▶ **What is required**: Count how many lines below contain the word "Krieg", then give that number alone.

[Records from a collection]

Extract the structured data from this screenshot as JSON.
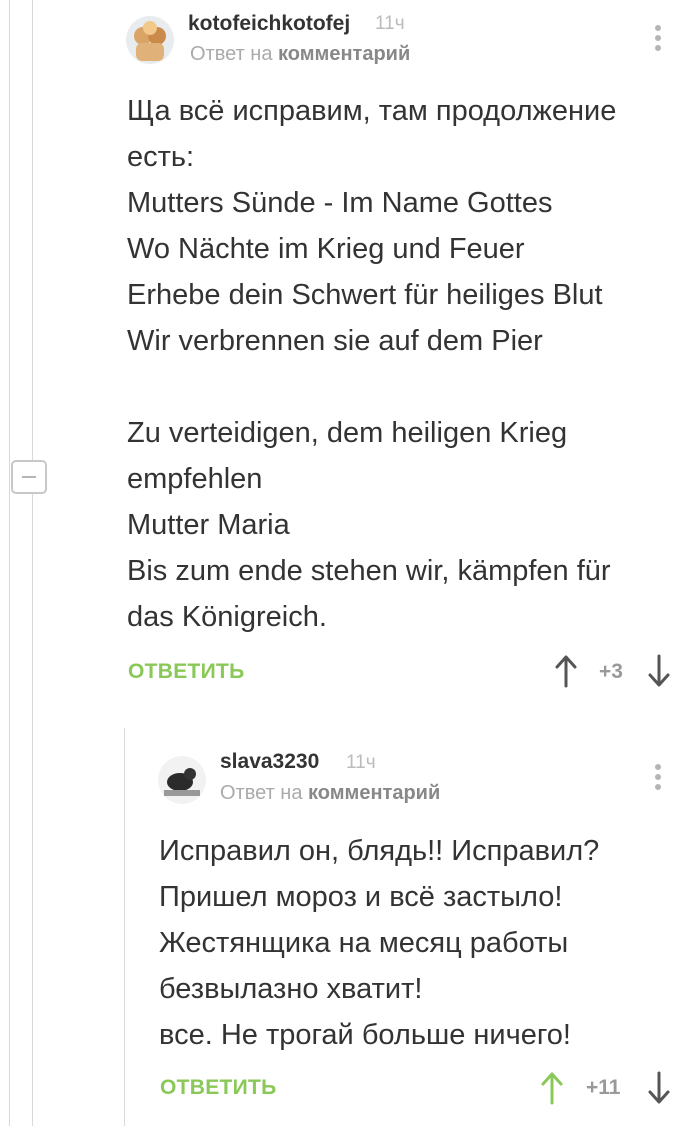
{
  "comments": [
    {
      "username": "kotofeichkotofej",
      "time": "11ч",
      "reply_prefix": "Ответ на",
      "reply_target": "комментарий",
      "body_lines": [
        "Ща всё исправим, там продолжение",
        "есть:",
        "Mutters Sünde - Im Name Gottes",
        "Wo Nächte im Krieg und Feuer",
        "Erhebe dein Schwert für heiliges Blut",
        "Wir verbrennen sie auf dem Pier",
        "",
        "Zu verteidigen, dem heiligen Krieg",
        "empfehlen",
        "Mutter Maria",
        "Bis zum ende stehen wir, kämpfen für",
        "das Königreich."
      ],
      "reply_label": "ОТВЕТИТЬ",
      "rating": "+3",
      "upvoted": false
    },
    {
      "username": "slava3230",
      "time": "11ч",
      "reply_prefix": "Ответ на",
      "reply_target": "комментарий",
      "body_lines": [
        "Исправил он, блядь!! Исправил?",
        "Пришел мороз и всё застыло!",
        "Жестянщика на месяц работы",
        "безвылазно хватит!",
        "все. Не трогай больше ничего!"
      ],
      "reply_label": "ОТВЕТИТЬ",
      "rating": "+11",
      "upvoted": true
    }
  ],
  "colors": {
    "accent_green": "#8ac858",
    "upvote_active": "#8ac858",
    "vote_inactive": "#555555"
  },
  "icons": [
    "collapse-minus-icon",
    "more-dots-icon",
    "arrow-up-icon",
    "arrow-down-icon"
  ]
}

▶ **Solution to this problem**: 2